→ TASK INSTRUCTIONS
Set down the entries again word for word, without any of the images.

→ Items from a data source
....

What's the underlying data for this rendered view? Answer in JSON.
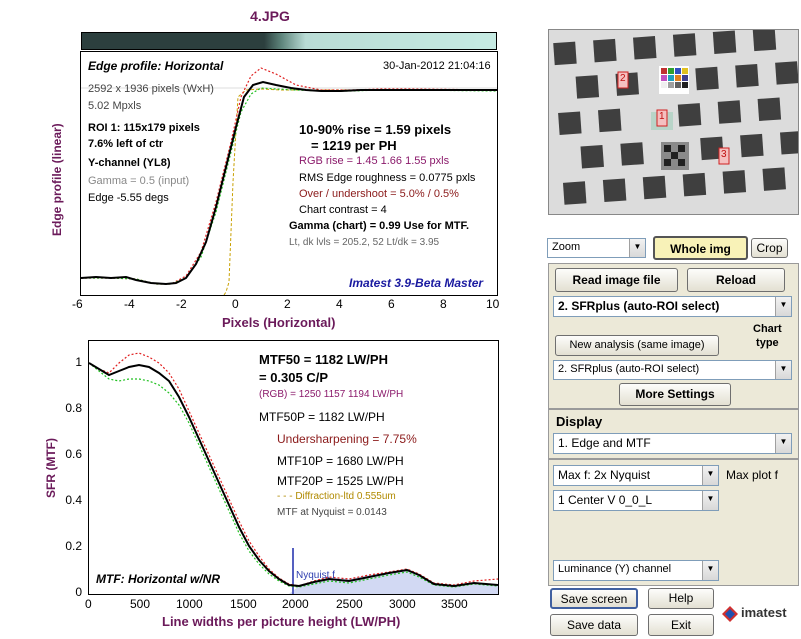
{
  "window_title": "4.JPG",
  "edge_plot": {
    "heading": "Edge profile: Horizontal",
    "date": "30-Jan-2012 21:04:16",
    "image_size": "2592 x 1936 pixels (WxH)",
    "mpxls": "5.02 Mpxls",
    "roi": "ROI 1:  115x179 pixels",
    "roi_pos": "7.6% left of ctr",
    "channel": "Y-channel  (YL8)",
    "gamma_input": "Gamma = 0.5 (input)",
    "edge_angle": "Edge -5.55 degs",
    "rise": "10-90% rise = 1.59 pixels",
    "rise_ph": "= 1219 per PH",
    "rgb_rise": "RGB rise = 1.45  1.66  1.55 pxls",
    "rms": "RMS Edge roughness = 0.0775 pxls",
    "overshoot": "Over / undershoot = 5.0% / 0.5%",
    "contrast": "Chart contrast = 4",
    "gamma_chart": "Gamma (chart) = 0.99  Use for MTF.",
    "levels": "Lt, dk lvls = 205.2, 52   Lt/dk = 3.95",
    "footer": "Imatest 3.9-Beta Master",
    "y_label": "Edge profile (linear)",
    "x_label": "Pixels (Horizontal)",
    "x_ticks": [
      "-6",
      "-4",
      "-2",
      "0",
      "2",
      "4",
      "6",
      "8",
      "10"
    ]
  },
  "mtf_plot": {
    "mtf50": "MTF50 = 1182 LW/PH",
    "cp": "= 0.305 C/P",
    "rgb": "(RGB) = 1250  1157  1194 LW/PH",
    "mtf50p": "MTF50P = 1182 LW/PH",
    "undersharp": "Undersharpening = 7.75%",
    "mtf10p": "MTF10P = 1680 LW/PH",
    "mtf20p": "MTF20P = 1525 LW/PH",
    "diffraction": "- - - Diffraction-ltd  0.555um",
    "nyquist_val": "MTF at Nyquist = 0.0143",
    "nyquist_label": "Nyquist f",
    "footer": "MTF: Horizontal w/NR",
    "y_label": "SFR (MTF)",
    "x_label": "Line widths per picture height (LW/PH)",
    "x_ticks": [
      "0",
      "500",
      "1000",
      "1500",
      "2000",
      "2500",
      "3000",
      "3500"
    ],
    "y_ticks": [
      "1",
      "0.8",
      "0.6",
      "0.4",
      "0.2",
      "0"
    ]
  },
  "chart_data": [
    {
      "type": "line",
      "title": "Edge profile: Horizontal",
      "xlabel": "Pixels (Horizontal)",
      "ylabel": "Edge profile (linear)",
      "xlim": [
        -6,
        10
      ],
      "ylim": [
        0,
        1
      ],
      "x": [
        -6,
        -5,
        -4,
        -3,
        -2.5,
        -2,
        -1.5,
        -1,
        -0.5,
        0,
        0.5,
        1,
        1.5,
        2,
        3,
        4,
        6,
        8,
        10
      ],
      "series": [
        {
          "values": [
            0.09,
            0.09,
            0.08,
            0.06,
            0.06,
            0.1,
            0.24,
            0.45,
            0.65,
            0.82,
            0.93,
            0.97,
            0.96,
            0.93,
            0.91,
            0.92,
            0.91,
            0.91,
            0.92
          ]
        },
        {
          "values": [
            0.09,
            0.09,
            0.08,
            0.06,
            0.06,
            0.1,
            0.25,
            0.47,
            0.68,
            0.87,
            0.99,
            1.0,
            0.98,
            0.95,
            0.92,
            0.92,
            0.92,
            0.92,
            0.92
          ]
        },
        {
          "values": [
            0.09,
            0.09,
            0.08,
            0.06,
            0.06,
            0.1,
            0.23,
            0.43,
            0.62,
            0.79,
            0.89,
            0.93,
            0.94,
            0.92,
            0.91,
            0.91,
            0.91,
            0.91,
            0.91
          ]
        }
      ]
    },
    {
      "type": "line",
      "title": "MTF: Horizontal w/NR",
      "xlabel": "Line widths per picture height (LW/PH)",
      "ylabel": "SFR (MTF)",
      "xlim": [
        0,
        3880
      ],
      "ylim": [
        0,
        1.1
      ],
      "x": [
        0,
        200,
        400,
        600,
        800,
        1000,
        1200,
        1400,
        1600,
        1800,
        1940,
        2200,
        2400,
        2600,
        2800,
        3000,
        3200,
        3400,
        3600,
        3880
      ],
      "series": [
        {
          "values": [
            1.0,
            0.93,
            0.96,
            0.95,
            0.86,
            0.68,
            0.49,
            0.31,
            0.15,
            0.05,
            0.02,
            0.06,
            0.09,
            0.06,
            0.08,
            0.1,
            0.06,
            0.03,
            0.04,
            0.02
          ]
        },
        {
          "values": [
            1.0,
            0.95,
            1.01,
            1.02,
            0.92,
            0.73,
            0.53,
            0.34,
            0.17,
            0.06,
            0.02,
            0.06,
            0.09,
            0.06,
            0.08,
            0.11,
            0.07,
            0.03,
            0.05,
            0.03
          ]
        },
        {
          "values": [
            1.0,
            0.9,
            0.91,
            0.9,
            0.82,
            0.65,
            0.47,
            0.29,
            0.14,
            0.05,
            0.02,
            0.05,
            0.08,
            0.05,
            0.08,
            0.09,
            0.06,
            0.03,
            0.04,
            0.02
          ]
        }
      ]
    }
  ],
  "controls": {
    "zoom_value": "Zoom",
    "whole_img": "Whole img",
    "crop": "Crop",
    "read_image": "Read image file",
    "reload": "Reload",
    "sfrplus": "2. SFRplus (auto-ROI select)",
    "chart_type": "Chart\ntype",
    "new_analysis": "New analysis (same image)",
    "chart_select": "2. SFRplus (auto-ROI select)",
    "more_settings": "More Settings",
    "display_label": "Display",
    "display_value": "1.  Edge and MTF",
    "maxf_value": "Max f:   2x Nyquist",
    "max_plot": "Max plot f",
    "roi_value": "1  Center   V     0_0_L",
    "channel_value": "Luminance (Y) channel",
    "save_screen": "Save screen",
    "help": "Help",
    "save_data": "Save data",
    "exit": "Exit",
    "logo": "imatest",
    "roi_markers": [
      "2",
      "1",
      "3"
    ]
  }
}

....

→ SOLUTION TO THE PROBLEM
What's the underlying data for this rendered view? Answer in JSON.
{
  "window_title": "4.JPG",
  "edge_plot": {
    "heading": "Edge profile: Horizontal",
    "date": "30-Jan-2012 21:04:16",
    "image_size": "2592 x 1936 pixels (WxH)",
    "mpxls": "5.02 Mpxls",
    "roi": "ROI 1:  115x179 pixels",
    "roi_pos": "7.6% left of ctr",
    "channel": "Y-channel  (YL8)",
    "gamma_input": "Gamma = 0.5 (input)",
    "edge_angle": "Edge -5.55 degs",
    "rise": "10-90% rise = 1.59 pixels",
    "rise_ph": "= 1219 per PH",
    "rgb_rise": "RGB rise = 1.45  1.66  1.55 pxls",
    "rms": "RMS Edge roughness = 0.0775 pxls",
    "overshoot": "Over / undershoot = 5.0% / 0.5%",
    "contrast": "Chart contrast = 4",
    "gamma_chart": "Gamma (chart) = 0.99  Use for MTF.",
    "levels": "Lt, dk lvls = 205.2, 52   Lt/dk = 3.95",
    "footer": "Imatest 3.9-Beta Master",
    "y_label": "Edge profile (linear)",
    "x_label": "Pixels (Horizontal)",
    "x_ticks": [
      "-6",
      "-4",
      "-2",
      "0",
      "2",
      "4",
      "6",
      "8",
      "10"
    ]
  },
  "mtf_plot": {
    "mtf50": "MTF50 = 1182 LW/PH",
    "cp": "= 0.305 C/P",
    "rgb": "(RGB) = 1250  1157  1194 LW/PH",
    "mtf50p": "MTF50P = 1182 LW/PH",
    "undersharp": "Undersharpening = 7.75%",
    "mtf10p": "MTF10P = 1680 LW/PH",
    "mtf20p": "MTF20P = 1525 LW/PH",
    "diffraction": "- - - Diffraction-ltd  0.555um",
    "nyquist_val": "MTF at Nyquist = 0.0143",
    "nyquist_label": "Nyquist f",
    "footer": "MTF: Horizontal w/NR",
    "y_label": "SFR (MTF)",
    "x_label": "Line widths per picture height (LW/PH)",
    "x_ticks": [
      "0",
      "500",
      "1000",
      "1500",
      "2000",
      "2500",
      "3000",
      "3500"
    ],
    "y_ticks": [
      "1",
      "0.8",
      "0.6",
      "0.4",
      "0.2",
      "0"
    ]
  },
  "chart_data": [
    {
      "type": "line",
      "title": "Edge profile: Horizontal",
      "xlabel": "Pixels (Horizontal)",
      "ylabel": "Edge profile (linear)",
      "xlim": [
        -6,
        10
      ],
      "ylim": [
        0,
        1
      ],
      "x": [
        -6,
        -5,
        -4,
        -3,
        -2.5,
        -2,
        -1.5,
        -1,
        -0.5,
        0,
        0.5,
        1,
        1.5,
        2,
        3,
        4,
        6,
        8,
        10
      ],
      "series": [
        {
          "values": [
            0.09,
            0.09,
            0.08,
            0.06,
            0.06,
            0.1,
            0.24,
            0.45,
            0.65,
            0.82,
            0.93,
            0.97,
            0.96,
            0.93,
            0.91,
            0.92,
            0.91,
            0.91,
            0.92
          ]
        },
        {
          "values": [
            0.09,
            0.09,
            0.08,
            0.06,
            0.06,
            0.1,
            0.25,
            0.47,
            0.68,
            0.87,
            0.99,
            1.0,
            0.98,
            0.95,
            0.92,
            0.92,
            0.92,
            0.92,
            0.92
          ]
        },
        {
          "values": [
            0.09,
            0.09,
            0.08,
            0.06,
            0.06,
            0.1,
            0.23,
            0.43,
            0.62,
            0.79,
            0.89,
            0.93,
            0.94,
            0.92,
            0.91,
            0.91,
            0.91,
            0.91,
            0.91
          ]
        }
      ]
    },
    {
      "type": "line",
      "title": "MTF: Horizontal w/NR",
      "xlabel": "Line widths per picture height (LW/PH)",
      "ylabel": "SFR (MTF)",
      "xlim": [
        0,
        3880
      ],
      "ylim": [
        0,
        1.1
      ],
      "x": [
        0,
        200,
        400,
        600,
        800,
        1000,
        1200,
        1400,
        1600,
        1800,
        1940,
        2200,
        2400,
        2600,
        2800,
        3000,
        3200,
        3400,
        3600,
        3880
      ],
      "series": [
        {
          "values": [
            1.0,
            0.93,
            0.96,
            0.95,
            0.86,
            0.68,
            0.49,
            0.31,
            0.15,
            0.05,
            0.02,
            0.06,
            0.09,
            0.06,
            0.08,
            0.1,
            0.06,
            0.03,
            0.04,
            0.02
          ]
        },
        {
          "values": [
            1.0,
            0.95,
            1.01,
            1.02,
            0.92,
            0.73,
            0.53,
            0.34,
            0.17,
            0.06,
            0.02,
            0.06,
            0.09,
            0.06,
            0.08,
            0.11,
            0.07,
            0.03,
            0.05,
            0.03
          ]
        },
        {
          "values": [
            1.0,
            0.9,
            0.91,
            0.9,
            0.82,
            0.65,
            0.47,
            0.29,
            0.14,
            0.05,
            0.02,
            0.05,
            0.08,
            0.05,
            0.08,
            0.09,
            0.06,
            0.03,
            0.04,
            0.02
          ]
        }
      ]
    }
  ],
  "controls": {
    "zoom_value": "Zoom",
    "whole_img": "Whole img",
    "crop": "Crop",
    "read_image": "Read image file",
    "reload": "Reload",
    "sfrplus": "2. SFRplus (auto-ROI select)",
    "chart_type": "Chart\ntype",
    "new_analysis": "New analysis (same image)",
    "chart_select": "2. SFRplus (auto-ROI select)",
    "more_settings": "More Settings",
    "display_label": "Display",
    "display_value": "1.  Edge and MTF",
    "maxf_value": "Max f:   2x Nyquist",
    "max_plot": "Max plot f",
    "roi_value": "1  Center   V     0_0_L",
    "channel_value": "Luminance (Y) channel",
    "save_screen": "Save screen",
    "help": "Help",
    "save_data": "Save data",
    "exit": "Exit",
    "logo": "imatest",
    "roi_markers": [
      "2",
      "1",
      "3"
    ]
  }
}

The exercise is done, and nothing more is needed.